The Trump administration will allow Ambassador Deborah L. Birx, an Obama appointee to the President’s Emergency Plan for AIDS Relief, to remain in office until the Senate confirms her successor.
That means the initiative, known as PEPFAR, will maintain its leader and mission at a time when the new president is intent on replacing many Obama administration appointees and reversing the direction of many government programs.
With a budget of $6.7 billion, PEPFAR has a mission of treating 11.5 million people globally with anti-retroviral drugs, with the goal of providing 25 million people — the vast majority in Africa — with these drugs by 2030.
After first inveighing against AIDS as a judgment against homosexual promiscuity, evangelical Christians have rallied to help staunch the disease and treat those infected with HIV, the virus that causes AIDS.
Evangelicals were closely involved in creating the AIDS relief office, which was launched in 2003 by then-President George W. Bush. It was significantly strengthened during Barack Obama’s presidency.
Experts believe unless effective prevention is achieved in Africa, HIV will remain at epidemic levels for many years to come.
Birx, a graduate of Houghton College in New York and a lifelong evangelical, spoke to RNS about her work. The interview has been edited for clarity and length.
Experts see an inflection point in the next four years in which new HIV infections will drop sharply if millions more people receive lifesaving drugs. Do you agree with this forecast?
I believe it. There is great promise of success but also great chance of failure if you get off track. Will we get every country over that inflection point in the next four years? I don’t think so.
President Trump could lead us to a place to where 10 to 12 of the highest burdened countries can get over that inflection point. President Trump can show control of this pandemic.
How essential is it for churches to be directly involved?
We have lifesaving treatment, but we have to prevent new infections. That’s the place churches around the world can really re-engage. Many faith-based organizations are working with orphans and vulnerable children. It is not enough to care for a child until he is 3 or 4 years old; we have to be sure he thrives at 16 and 17. Youth pastors are so important because they can speak the language of what’s happening with the adolescent girl or boy and they can connect with the senior pastor.
To get pastors once again to talk about HIV and the risk to young women and young men across southern Africa has been really difficult. You see complacency everywhere that HIV is an old story and it is not relevant today.
We have to figure out with leaders of faith ways to launch a new campaign around wellness. It can be grounded in the fundamentals of HIV, but it is broader than that.
The churches can really start that dialogue around what wellness should look like. You maintain wellness by preventing disease and infection.
Sexual abstinence programs and behavior change programs have become so discredited. Is there any role left for them in prevention?
That is the fundamental issue and why prevention cannot be done without the churches. There has been a delay when young women are initiating sex. That is terrific.
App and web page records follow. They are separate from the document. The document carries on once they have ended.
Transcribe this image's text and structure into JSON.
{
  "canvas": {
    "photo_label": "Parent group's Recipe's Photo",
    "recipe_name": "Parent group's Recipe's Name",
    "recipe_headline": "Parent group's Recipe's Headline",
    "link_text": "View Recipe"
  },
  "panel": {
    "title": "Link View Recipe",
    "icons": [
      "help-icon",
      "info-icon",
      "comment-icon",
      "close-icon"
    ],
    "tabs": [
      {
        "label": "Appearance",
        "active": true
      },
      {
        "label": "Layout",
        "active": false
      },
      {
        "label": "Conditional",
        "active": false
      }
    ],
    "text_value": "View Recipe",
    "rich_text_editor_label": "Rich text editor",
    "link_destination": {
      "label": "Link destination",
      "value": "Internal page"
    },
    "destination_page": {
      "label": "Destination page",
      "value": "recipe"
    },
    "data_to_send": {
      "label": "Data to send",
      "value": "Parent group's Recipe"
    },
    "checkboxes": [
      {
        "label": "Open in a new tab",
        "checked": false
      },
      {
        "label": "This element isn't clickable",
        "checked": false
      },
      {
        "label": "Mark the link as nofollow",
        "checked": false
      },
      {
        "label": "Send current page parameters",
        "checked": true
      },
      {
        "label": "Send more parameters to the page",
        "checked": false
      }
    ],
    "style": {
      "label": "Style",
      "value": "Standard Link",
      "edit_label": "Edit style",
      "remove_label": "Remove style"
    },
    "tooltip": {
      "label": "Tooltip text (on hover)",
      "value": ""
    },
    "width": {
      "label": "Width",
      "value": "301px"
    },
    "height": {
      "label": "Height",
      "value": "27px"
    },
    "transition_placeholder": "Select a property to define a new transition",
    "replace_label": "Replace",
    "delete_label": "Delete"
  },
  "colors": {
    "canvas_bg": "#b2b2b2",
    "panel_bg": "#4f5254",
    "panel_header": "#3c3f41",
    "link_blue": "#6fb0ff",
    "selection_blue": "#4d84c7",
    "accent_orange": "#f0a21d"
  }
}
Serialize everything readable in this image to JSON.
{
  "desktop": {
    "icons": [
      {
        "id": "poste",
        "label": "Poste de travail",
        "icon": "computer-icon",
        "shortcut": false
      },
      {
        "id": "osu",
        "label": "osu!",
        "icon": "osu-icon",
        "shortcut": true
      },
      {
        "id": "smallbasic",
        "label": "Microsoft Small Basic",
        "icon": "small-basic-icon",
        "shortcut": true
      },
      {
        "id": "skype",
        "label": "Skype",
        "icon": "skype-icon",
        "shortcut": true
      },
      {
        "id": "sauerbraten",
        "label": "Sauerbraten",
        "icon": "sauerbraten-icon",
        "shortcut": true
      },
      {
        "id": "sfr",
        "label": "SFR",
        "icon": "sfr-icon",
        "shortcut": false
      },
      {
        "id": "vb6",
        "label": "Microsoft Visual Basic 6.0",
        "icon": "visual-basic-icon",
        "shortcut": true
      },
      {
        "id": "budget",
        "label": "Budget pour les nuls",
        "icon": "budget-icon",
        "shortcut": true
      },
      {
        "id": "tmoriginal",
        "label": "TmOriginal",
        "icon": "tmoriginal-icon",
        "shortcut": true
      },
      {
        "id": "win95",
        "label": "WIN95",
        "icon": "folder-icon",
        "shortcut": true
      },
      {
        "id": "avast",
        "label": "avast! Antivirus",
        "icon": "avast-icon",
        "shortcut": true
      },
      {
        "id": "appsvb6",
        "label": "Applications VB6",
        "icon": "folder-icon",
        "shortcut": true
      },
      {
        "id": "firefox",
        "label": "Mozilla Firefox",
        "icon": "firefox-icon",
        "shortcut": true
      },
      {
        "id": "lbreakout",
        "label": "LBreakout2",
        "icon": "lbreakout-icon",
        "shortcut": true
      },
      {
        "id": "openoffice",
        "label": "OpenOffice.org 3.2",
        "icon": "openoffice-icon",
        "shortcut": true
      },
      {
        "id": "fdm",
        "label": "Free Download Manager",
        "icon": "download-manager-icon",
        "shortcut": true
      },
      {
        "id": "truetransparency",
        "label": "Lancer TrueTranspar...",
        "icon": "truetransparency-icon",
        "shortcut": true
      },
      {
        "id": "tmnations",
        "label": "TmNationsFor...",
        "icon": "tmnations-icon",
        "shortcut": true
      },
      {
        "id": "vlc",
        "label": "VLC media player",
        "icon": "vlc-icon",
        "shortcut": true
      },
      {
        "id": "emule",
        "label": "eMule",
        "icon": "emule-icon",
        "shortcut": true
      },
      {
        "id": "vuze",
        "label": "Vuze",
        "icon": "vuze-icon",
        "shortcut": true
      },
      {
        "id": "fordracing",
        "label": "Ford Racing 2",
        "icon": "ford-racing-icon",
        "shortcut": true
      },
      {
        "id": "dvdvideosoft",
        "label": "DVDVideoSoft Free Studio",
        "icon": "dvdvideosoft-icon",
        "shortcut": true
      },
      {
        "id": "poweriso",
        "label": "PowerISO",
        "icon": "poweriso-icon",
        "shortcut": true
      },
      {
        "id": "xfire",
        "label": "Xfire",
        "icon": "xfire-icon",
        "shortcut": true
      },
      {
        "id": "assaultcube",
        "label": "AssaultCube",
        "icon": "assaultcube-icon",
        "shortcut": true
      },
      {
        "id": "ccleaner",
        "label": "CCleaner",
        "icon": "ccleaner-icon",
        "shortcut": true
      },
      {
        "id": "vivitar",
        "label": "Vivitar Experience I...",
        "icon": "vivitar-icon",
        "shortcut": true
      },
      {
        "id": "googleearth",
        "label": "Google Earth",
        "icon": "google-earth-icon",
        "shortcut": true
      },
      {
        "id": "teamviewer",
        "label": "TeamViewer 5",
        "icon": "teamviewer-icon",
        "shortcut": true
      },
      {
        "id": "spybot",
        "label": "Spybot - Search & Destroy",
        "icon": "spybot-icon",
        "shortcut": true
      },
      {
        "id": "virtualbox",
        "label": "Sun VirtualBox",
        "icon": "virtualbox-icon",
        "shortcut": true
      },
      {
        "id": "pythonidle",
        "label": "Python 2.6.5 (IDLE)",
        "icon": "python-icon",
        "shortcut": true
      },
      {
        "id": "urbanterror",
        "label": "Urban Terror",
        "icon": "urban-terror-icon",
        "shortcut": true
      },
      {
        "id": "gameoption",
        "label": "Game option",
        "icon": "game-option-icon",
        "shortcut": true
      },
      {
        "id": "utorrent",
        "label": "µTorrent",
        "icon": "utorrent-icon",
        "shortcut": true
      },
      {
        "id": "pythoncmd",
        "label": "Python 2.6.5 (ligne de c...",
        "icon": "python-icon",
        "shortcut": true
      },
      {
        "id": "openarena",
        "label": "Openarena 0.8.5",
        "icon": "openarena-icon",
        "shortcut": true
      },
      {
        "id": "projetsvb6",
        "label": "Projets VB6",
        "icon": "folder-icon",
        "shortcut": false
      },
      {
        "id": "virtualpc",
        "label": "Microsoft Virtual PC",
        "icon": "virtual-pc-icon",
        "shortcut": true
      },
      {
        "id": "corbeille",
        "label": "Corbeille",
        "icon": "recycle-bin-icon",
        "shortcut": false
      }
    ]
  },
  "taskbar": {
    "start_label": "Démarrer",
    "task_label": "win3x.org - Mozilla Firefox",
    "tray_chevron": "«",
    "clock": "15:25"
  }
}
But when we look at the data, a third of young women are raped as their first sexual experience. You have to talk about that and the need for change.
We cannot put all of the pressure on the young woman and say “this is your responsibility to stay HIV-negative” when the young woman’s experience was that she was raped at 13.
The conversation has become more complex. People are talking about abstinence around young women, their mothers and their grandmothers who have experienced sexual violence. We now know the level of complexity, but we are not addressing it in a comprehensive way to lead to better outcomes for young women.
What new approach are you trying?
We launched DREAMS (Determined, Resilient, Empowered, AIDS-free, Mentored, Safe) for young women, a comprehensive wraparound package at the family, community, church and adolescent levels. We have reached 1 million girls in the first year.
What cultural practices place girls at risk of infection?
The biggest issue is the puberty rite of transition. Instead of empowering young girls, it is putting them at heightened risk. It often results in very specific sexual assault against young girls. It is about the psychological impact it has on a young girl when she sees herself in a community as an object of sexuality, not an object of importance.
We are always looking for the girls at highest risk and the most vulnerable. We are not just reaching the easy, but the all.
How do we together cross that divide between cultural practices and biblical teachings? I have always been impressed in the New Testament of what it took. You have to be willing to be in service to all people, not just the people who many want to see served. That’s what PEPFAR is. I do my part to show the compassion of the American people and the translation of their compassion through PEPFAR. I will be somewhere in this until it gets finished.
(Timothy C. Morgan is an RNS correspondent)